Sony shares rise on Apple speculation

Shares of Sony Corp. rose nearly 3 percent at one stage on Tuesday as traders cited media reports speculating that the Japanese electronics maker could be a potential acquisition target of Apple Inc.

Helping to spark the speculation was a Saturday report in Barron’s that said cash-rich Apple could be contemplating a big acquisition and noted speculation about Adobe, Sony and Disney as potential targets. Get the full story »

Sony cuts PSPgo handheld prices in U.S., Japan

Sony Corp. said on Monday it would cut the price of its PSPgo portable game player in the United States and Japan this month as game makers enter the crucial year-end shopping period. Get the full story »

Sony to stop making Walkman cassette player

The Sony Walkman. (Sony)

Sony is sending its cassette tape Walkman into retirement in Japan as demand for a music player that was ground-breaking in its day dwindles to a tiny niche in the era of digital technology.

Sony stopped Japanese production of the portable music player in April and sales will end once the last batch disappears from stores, company spokeswoman Hiroko Nakamura said Monday. Get the full story »
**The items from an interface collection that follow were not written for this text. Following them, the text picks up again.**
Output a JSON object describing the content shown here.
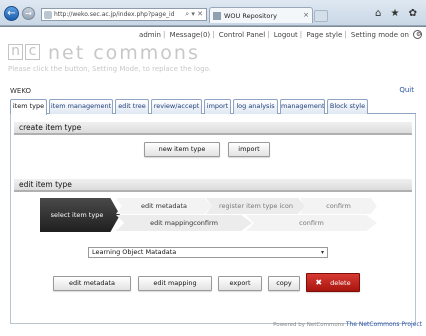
{
  "browser": {
    "address": "http://weko.sec.ac.jp/index.php?page_id=",
    "tab_title": "WOU Repository",
    "back": "←",
    "forward": "→",
    "refresh_icons": "⌕ ▾ ✕",
    "tab_close": "×",
    "window_icons": "⌂ ★ ✿"
  },
  "topmenu": {
    "user": "admin",
    "message": "Message(0)",
    "control_panel": "Control Panel",
    "logout": "Logout",
    "page_style": "Page style",
    "setting_mode": "Setting mode on",
    "sep": "|",
    "gear": "⚙"
  },
  "logo": {
    "box1": "n",
    "box2": "c",
    "name": "net commons",
    "note": "Please click the button, Setting Mode, to replace the logo."
  },
  "module": {
    "title": "WEKO",
    "quit": "Quit"
  },
  "tabs": [
    {
      "label": "item type",
      "active": true
    },
    {
      "label": "item management"
    },
    {
      "label": "edit tree"
    },
    {
      "label": "review/accept"
    },
    {
      "label": "import"
    },
    {
      "label": "log analysis"
    },
    {
      "label": "management"
    },
    {
      "label": "Block style"
    }
  ],
  "create_section": {
    "title": "create item type",
    "new_button": "new item type",
    "import_button": "import"
  },
  "edit_section": {
    "title": "edit item type",
    "flow": {
      "start": "select item type",
      "row1": [
        "edit metadata",
        "register item type icon",
        "confirm"
      ],
      "row2": [
        "edit mappingconfirm",
        "confirm"
      ]
    },
    "selected_item_type": "Learning Object Matadata",
    "dropdown_arrow": "▾",
    "buttons": {
      "edit_metadata": "edit metadata",
      "edit_mapping": "edit mapping",
      "export": "export",
      "copy": "copy",
      "delete": "delete",
      "delete_mark": "✖"
    }
  },
  "footer": {
    "powered": "Powered by NetCommons",
    "project": "The NetCommons Project"
  },
  "colors": {
    "accent_blue": "#2a54a8",
    "delete_red": "#c0221a",
    "flow_dark": "#2a2a2a"
  }
}
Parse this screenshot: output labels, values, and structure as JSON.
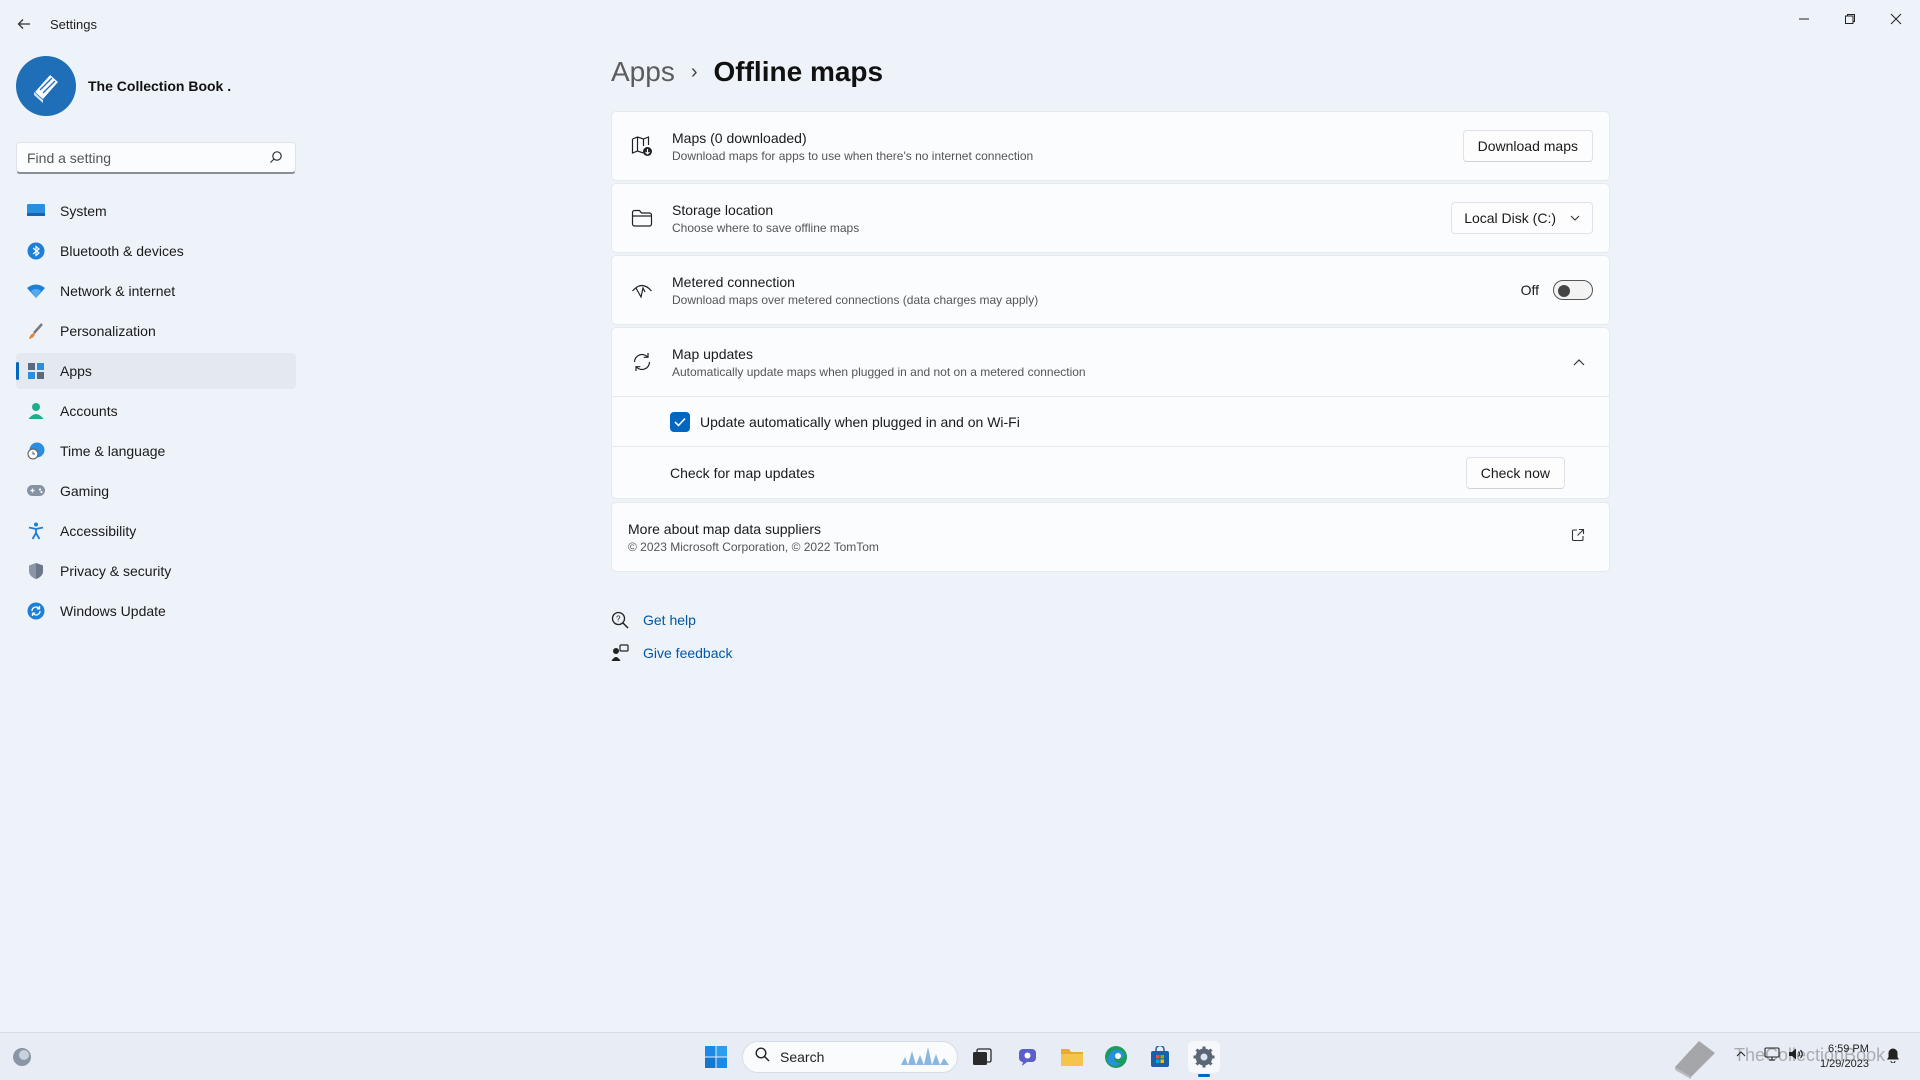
{
  "window": {
    "title": "Settings"
  },
  "profile": {
    "name": "The Collection Book ."
  },
  "search": {
    "placeholder": "Find a setting"
  },
  "sidebar": {
    "items": [
      {
        "label": "System",
        "icon": "system-icon"
      },
      {
        "label": "Bluetooth & devices",
        "icon": "bluetooth-icon"
      },
      {
        "label": "Network & internet",
        "icon": "wifi-icon"
      },
      {
        "label": "Personalization",
        "icon": "brush-icon"
      },
      {
        "label": "Apps",
        "icon": "apps-icon",
        "active": true
      },
      {
        "label": "Accounts",
        "icon": "person-icon"
      },
      {
        "label": "Time & language",
        "icon": "globe-clock-icon"
      },
      {
        "label": "Gaming",
        "icon": "gamepad-icon"
      },
      {
        "label": "Accessibility",
        "icon": "accessibility-icon"
      },
      {
        "label": "Privacy & security",
        "icon": "shield-icon"
      },
      {
        "label": "Windows Update",
        "icon": "update-icon"
      }
    ]
  },
  "breadcrumb": {
    "parent": "Apps",
    "separator": "›",
    "current": "Offline maps"
  },
  "cards": {
    "maps": {
      "title": "Maps (0 downloaded)",
      "subtitle": "Download maps for apps to use when there's no internet connection",
      "button": "Download maps"
    },
    "storage": {
      "title": "Storage location",
      "subtitle": "Choose where to save offline maps",
      "selected": "Local Disk (C:)"
    },
    "metered": {
      "title": "Metered connection",
      "subtitle": "Download maps over metered connections (data charges may apply)",
      "state_label": "Off"
    },
    "updates": {
      "title": "Map updates",
      "subtitle": "Automatically update maps when plugged in and not on a metered connection",
      "auto_update_label": "Update automatically when plugged in and on Wi-Fi",
      "check_label": "Check for map updates",
      "check_button": "Check now"
    },
    "suppliers": {
      "title": "More about map data suppliers",
      "subtitle": "© 2023 Microsoft Corporation, © 2022 TomTom"
    }
  },
  "links": {
    "help": "Get help",
    "feedback": "Give feedback"
  },
  "taskbar": {
    "search_label": "Search",
    "time": "6:59 PM",
    "date": "1/29/2023",
    "watermark": "TheCollectionBook"
  },
  "colors": {
    "accent": "#0067c0",
    "background": "#eef2f9",
    "card": "#fbfcfe"
  }
}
3-D TV to be land of jellyfish, ghost towns, animation

Killer jellyfish, ghost towns and a cartoon weathergirl will be among the stars of a new 3-D television network under development by Discovery Communications Inc., Sony Corp. and Imax Corp., the companies said Monday. Get the full story »